Aim of the task:
In the records, find every line with the word "Overview" and copy it out.

Source records:
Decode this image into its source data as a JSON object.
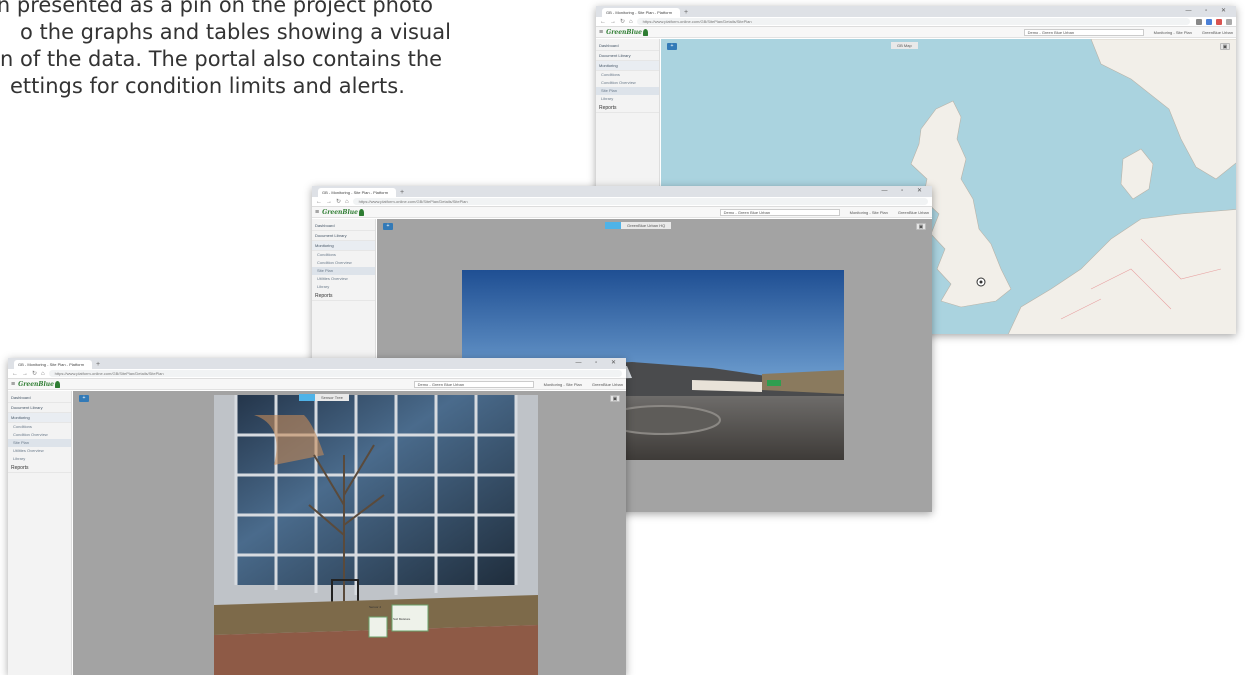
{
  "intro": {
    "line1": "again presented as a pin on the project photo",
    "line2": "o the graphs and tables showing a visual",
    "line3": "n of the data.  The portal also contains the",
    "line4": "ettings for condition limits and alerts."
  },
  "browser": {
    "tab_title": "GB - Monitoring - Site Plan - Platform",
    "new_tab": "+",
    "url": "https://www.platform-online.com/GB/SitePlan/Details/SitePlan"
  },
  "app": {
    "logo": "GreenBlue",
    "site_selector": "Demo - Green Blue Urban",
    "breadcrumb": "Monitoring - Site Plan",
    "user": "GreenBlue Urban",
    "sidebar": {
      "dashboard": "Dashboard",
      "document_library": "Document Library",
      "monitoring": "Monitoring",
      "conditions": "Conditions",
      "condition_overview": "Condition Overview",
      "site_plan": "Site Plan",
      "utilities_overview": "Utilities Overview",
      "library": "Library",
      "reports": "Reports"
    }
  },
  "views": {
    "map_view": "GB Map",
    "parking_view": "GreenBlue Urban HQ",
    "building_view": "Sensor Tree",
    "sensor_label": "Sensor 4",
    "info_label": "Soil Moisture"
  },
  "colors": {
    "accent_blue": "#337ab7",
    "camera_blue": "#4fb3e8",
    "brand_green": "#2e7d32",
    "sea": "#aad3df",
    "land": "#f2efe9"
  }
}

Output for this task:
      "condition_overview": "Condition Overview",
      "utilities_overview": "Utilities Overview",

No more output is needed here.